Yeah, it's the weekend and I'm catching up on my Canadian news. I enjoyed Konrad Yakbuski's profile of ADQ leader Mario Dumont in the Globe and Mail and thought I'd point you to it. Of interest:
[Dumont]'d be sitting in Prime Minister Stephen Harper's cabinet now if he hadn't chosen instead to fight on as ADQ Leader.Also, a good clarification of the ADQ's "s'affirmer sans se separer" position:
“I know Quebec and I know Quebec politics. I don't know federal politics and frankly I'm not really interested in learning it,” Mr. Dumont shrugs during an interview on his campaign bus. “But I know Stephen Harper and I voted for him... In the ridings where the Conservatives were elected, the proportion of Adéquiste organizers was, let's just say, very high. We're the same people. Their people are our people.”

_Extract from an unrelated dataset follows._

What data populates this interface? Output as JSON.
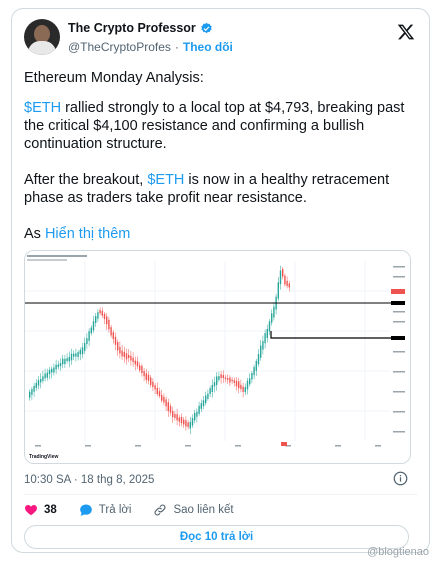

...Mr. Dumont now aims to create the “autonomous state of Quebec” within Canada. He has come full circle from the 1991 Allaire report – adopted by the Quebec Liberals, of which Mr. Dumont was then one, but shelved by Mr. Bourassa – calling for exclusive authority for Quebec in 22 jurisdictions. Full circle, he concedes, but with one important difference.I am very curious as to the outcome of this upcoming election... I'm not a huge fan of Dumont's policies, but I think everyone would benefit if the ADQ gained official party status. I do wonder if they're gaining any traction in the West Island.
“The Allaire report was formulated as a grocery list and a knife to the throat [of English Canada],” Mr. Dumont explains. “Our autonomist position is not formulated as a grocery list or a knife to the throat. But the basic philosophy is the same.”